While it’s easy for shoppers to interact with this evolving use of technology, what does it mean for retailers? Realistically, every retail should reconsider their strategies and change their mindset to understand how recent technologies will – and can - affect their business.
However, transitioning from a traditional, much more siloed, business model to an omnichannel business model can be a big challenge. For companies wanting to support a more omnichannel customer experience, an increased engagement of technology is required. They need to adopt the behaviours of these big tech companies.
Moreover, it's important to have a payment provider that has an almost obsessive belief in making omnichannel a huge success. At Bambora we are doing exactly that - we are adopting the ideas that have proved a huge success for tech companies, which in turn brings more value for our customers. In this article, I'd like to share with you some insight into how this works.
Principles for omnichannel success
Gigantic companies like Amazon, Netflix and Facebook have a lot in common; one of the prevailing qualities is that the companies all fully embrace a model of working called DevOps. This model is now deeply ingrained into the respective companies and partly has enabled them to have phenomenal success.
So what is DevOps? In the world of developing software, the theory of following DevOps practices to deliver software has been around for well over a decade.
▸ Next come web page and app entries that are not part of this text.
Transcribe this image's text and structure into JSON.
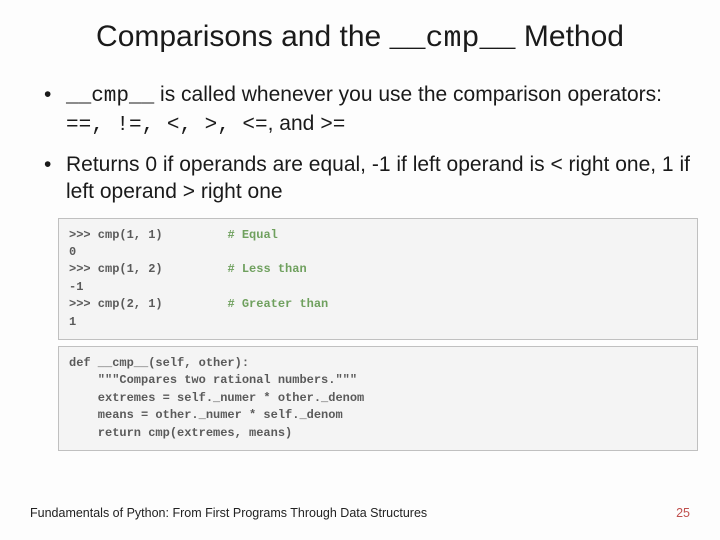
{
  "title": {
    "part1": "Comparisons and the ",
    "code": "__cmp__",
    "part2": " Method"
  },
  "bullets": {
    "b1_code": "__cmp__",
    "b1_text1": " is called whenever you use the comparison operators: ",
    "b1_ops": "==, !=, <, >, <=",
    "b1_and": ", and ",
    "b1_lastop": ">=",
    "b2": "Returns 0 if operands are equal, -1 if left operand is < right one, 1 if left operand > right one"
  },
  "code1": {
    "l1a": ">>> cmp(1, 1)",
    "l1c": "# Equal",
    "l2": "0",
    "l3a": ">>> cmp(1, 2)",
    "l3c": "# Less than",
    "l4": "-1",
    "l5a": ">>> cmp(2, 1)",
    "l5c": "# Greater than",
    "l6": "1"
  },
  "code2": {
    "l1": "def __cmp__(self, other):",
    "l2": "    \"\"\"Compares two rational numbers.\"\"\"",
    "l3": "    extremes = self._numer * other._denom",
    "l4": "    means = other._numer * self._denom",
    "l5": "    return cmp(extremes, means)"
  },
  "footer": {
    "text": "Fundamentals of Python: From First Programs Through Data Structures",
    "page": "25"
  }
}
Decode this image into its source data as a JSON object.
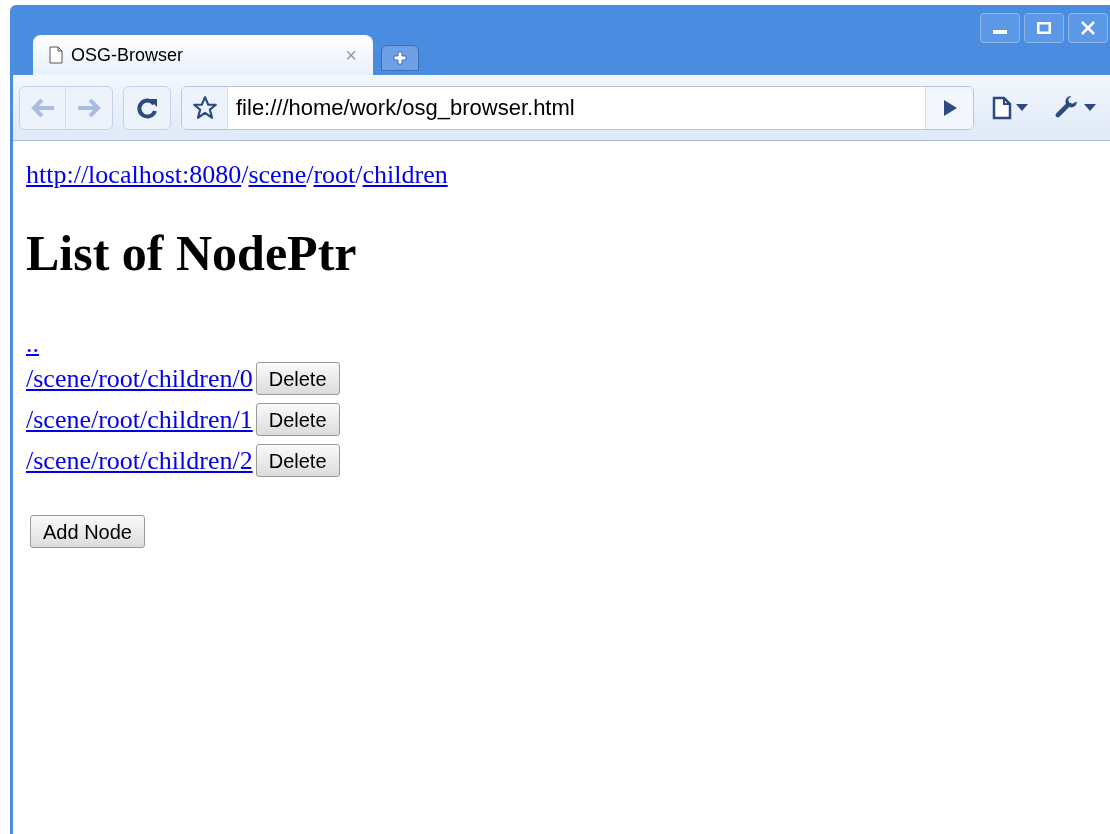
{
  "tabs": [
    {
      "title": "OSG-Browser",
      "close": "×",
      "selected": true
    }
  ],
  "address_bar": {
    "value": "file:///home/work/osg_browser.html"
  },
  "page": {
    "breadcrumb": [
      {
        "kind": "link",
        "text": "http://localhost:8080"
      },
      {
        "kind": "separator",
        "text": "/"
      },
      {
        "kind": "link",
        "text": "scene"
      },
      {
        "kind": "separator",
        "text": "/"
      },
      {
        "kind": "link",
        "text": "root"
      },
      {
        "kind": "separator",
        "text": "/"
      },
      {
        "kind": "link",
        "text": "children"
      }
    ],
    "heading": "List of NodePtr",
    "parent_link": "..",
    "items": [
      {
        "link": "/scene/root/children/0",
        "button": "Delete"
      },
      {
        "link": "/scene/root/children/1",
        "button": "Delete"
      },
      {
        "link": "/scene/root/children/2",
        "button": "Delete"
      }
    ],
    "add_button": "Add Node"
  }
}
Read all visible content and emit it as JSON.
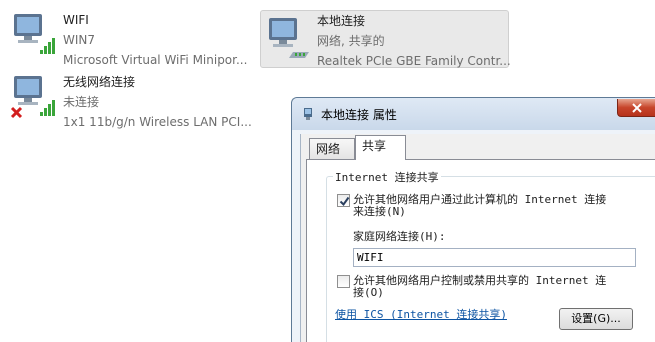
{
  "adapters": [
    {
      "name": "WIFI",
      "line2": "WIN7",
      "line3": "Microsoft Virtual WiFi Minipor...",
      "icon": "wireless-network-icon",
      "status": "connected"
    },
    {
      "name": "本地连接",
      "line2": "网络, 共享的",
      "line3": "Realtek PCIe GBE Family Contr...",
      "icon": "wired-network-icon",
      "status": "shared",
      "selected": true
    },
    {
      "name": "无线网络连接",
      "line2": "未连接",
      "line3": "1x1 11b/g/n Wireless LAN PCI...",
      "icon": "wireless-network-icon",
      "status": "disconnected"
    }
  ],
  "dialog": {
    "title": "本地连接 属性",
    "tabs": [
      {
        "label": "网络",
        "active": false
      },
      {
        "label": "共享",
        "active": true
      }
    ],
    "group_title": "Internet 连接共享",
    "option1": {
      "label_line1": "允许其他网络用户通过此计算机的 Internet 连接",
      "label_line2": "来连接(N)",
      "checked": true
    },
    "home_network_label": "家庭网络连接(H):",
    "home_network_value": "WIFI",
    "option2": {
      "label_line1": "允许其他网络用户控制或禁用共享的 Internet 连",
      "label_line2": "接(O)",
      "checked": false
    },
    "ics_link": "使用 ICS (Internet 连接共享)",
    "settings_button": "设置(G)..."
  },
  "colors": {
    "signal_green": "#3aa53a",
    "error_red": "#d21e1e",
    "link_blue": "#0d54a3",
    "close_red": "#c7452b"
  }
}
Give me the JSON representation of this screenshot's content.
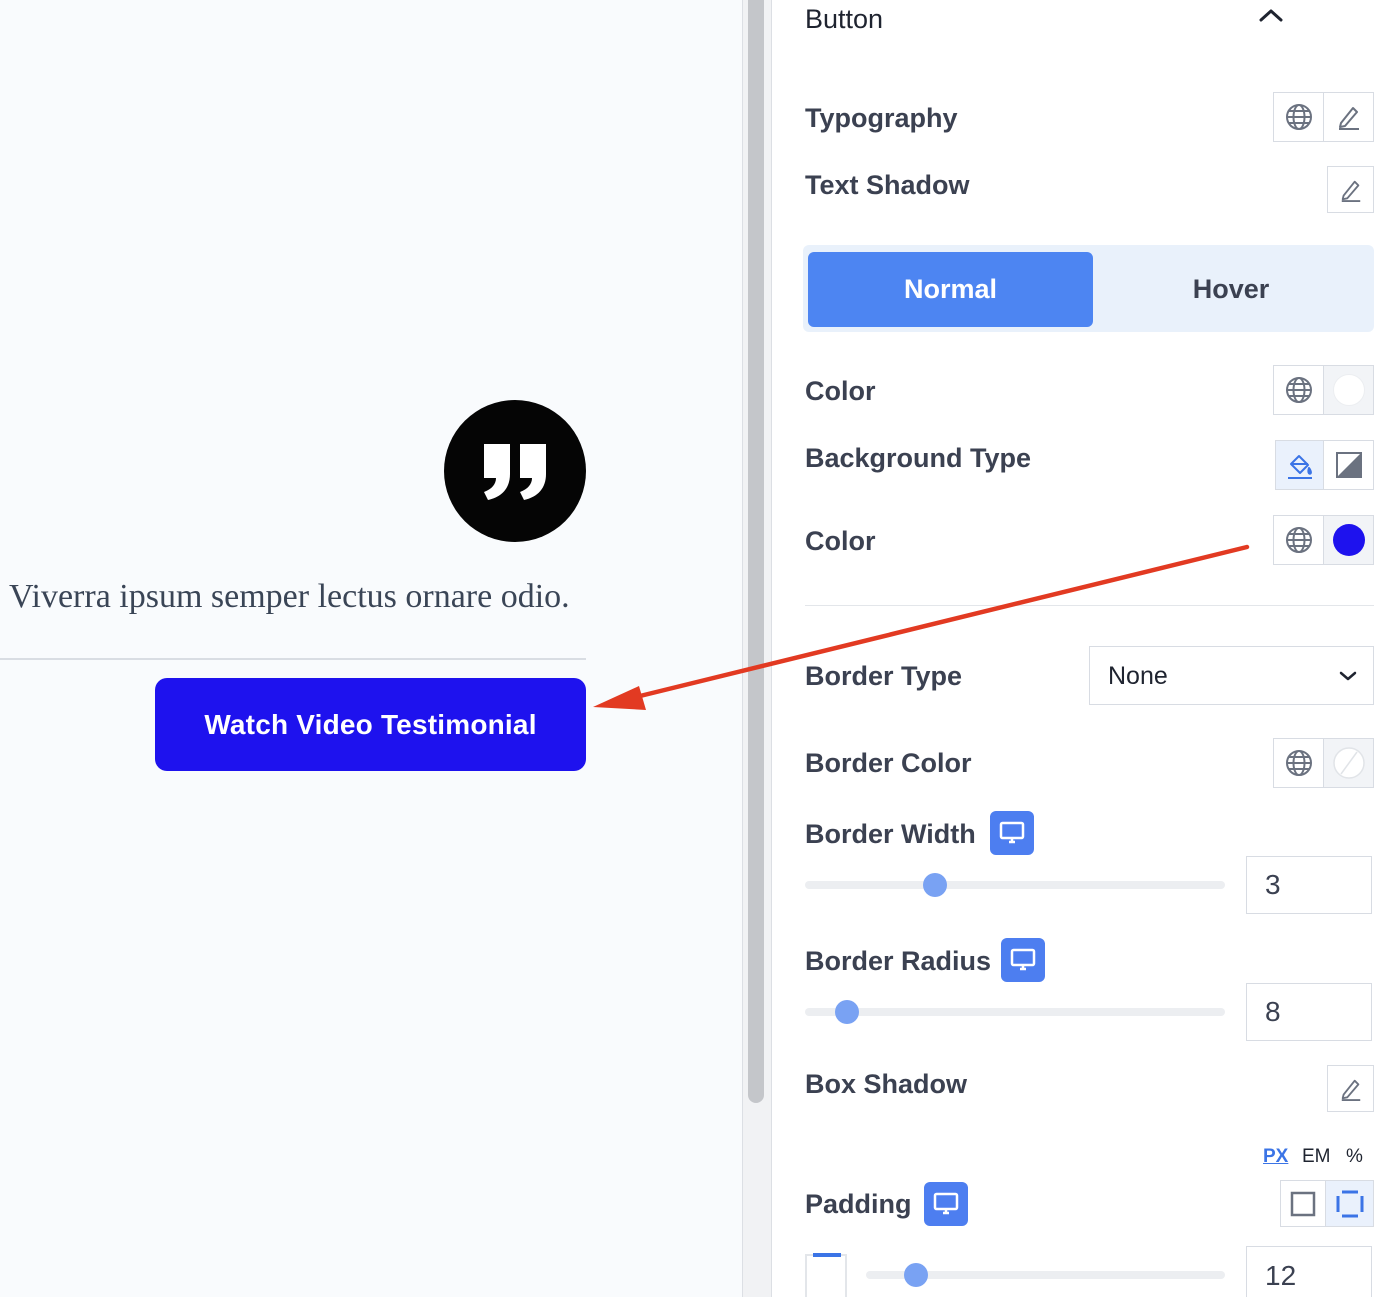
{
  "preview": {
    "quote_text": "Viverra ipsum semper lectus ornare odio.",
    "button_label": "Watch Video Testimonial",
    "button_color": "#1e12ee"
  },
  "panel": {
    "section_title": "Button",
    "typography_label": "Typography",
    "text_shadow_label": "Text Shadow",
    "tabs": {
      "normal": "Normal",
      "hover": "Hover",
      "active": "Normal",
      "active_color": "#4d85f2"
    },
    "color_label": "Color",
    "text_color_value": "#ffffff",
    "background_type_label": "Background Type",
    "bg_color_label": "Color",
    "bg_color_value": "#1e12ee",
    "border_type_label": "Border Type",
    "border_type_value": "None",
    "border_color_label": "Border Color",
    "border_width": {
      "label": "Border Width",
      "value": "3",
      "fraction": 0.31
    },
    "border_radius": {
      "label": "Border Radius",
      "value": "8",
      "fraction": 0.1
    },
    "box_shadow_label": "Box Shadow",
    "units": [
      "PX",
      "EM",
      "%"
    ],
    "active_unit": "PX",
    "padding": {
      "label": "Padding",
      "value": "12",
      "fraction": 0.14
    }
  }
}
It is actually a combination of things that have roots in cultural philosophies and practices for delivering online services to customers. There is a tight collaboration between development, operations, security and quality assurance teams, and an emphasis on delivering quality software to customers and feedback that allows small adjustments to be made to a process at each stage of a product’s lifecycle.
There is a statistic that blows my mind each time I read it; in May 2011 Amazon made a change to their production code every 11.6 seconds. What that means in simple terms is that the developers at Amazon are working on small changes that can seamlessly be rolled out to customers at any time. So a customer maybe using a feature of their shopping cart and in a matter of seconds, without them knowing any different, they are using an updated version. This is a mammoth task, and involves a considerable amount of work and dedication and planning. All this is made possible by firmly following DevOps principles.
Amazon, Facebook and Netflix are well known to be leading the game at doing what they do really well, but there are also retailers like Nordstrom, Walmart, Target, Sony Pictures DMG and Etsy that are finding huge success in the digital world. A lot of their success has been built on the fact that they're also following solid DevOps principles.
How Bambora is achieving success through DevOps
At Bambora we are passionate about embracing a DevOps culture; we strive to offer our customers the highest level of quality as a payment provider. The open-minded leadership allows us to commit to fast development, more successful software upgrades and less downtime of our systems. We use a magnificent combination of cloud integration, automated testing, continuous integration and continuous deployment to offer a higher level of service to our customers, and to get upgrades to our system out quicker than ever before.
A focus on providing more value for our customers allows us to securely process transactions quicker. An amazing level of customer support, smarter incident management and a suite of various monitoring and logging tools means that we can offer an outstanding level of data security and performance. This allows us to take pride in a feedback loop that enables us to constantly tweak and upgrade our systems, offer more stability and a fantastic customer experience.
Adopting a DevOps practice of software delivery has a wealth of benefits from streamlining production and distribution of software, to increasing efficiencies and reducing redundancy, and of course improving the quality of services provided to customers.
You don't have to be a hipster start-up or a huge enterprise with a lot of resources to be a leader at DevOps. You just need to have a clear understanding of the value that you want to provide and you need to create a culture that enables a more agile approach to creating software.
About the author
Kris Raven is Bambora APAC's QA and Automation Test Lead. He has spent a number of years fighting and defeating bugs in the media, payments and eCommerce industries.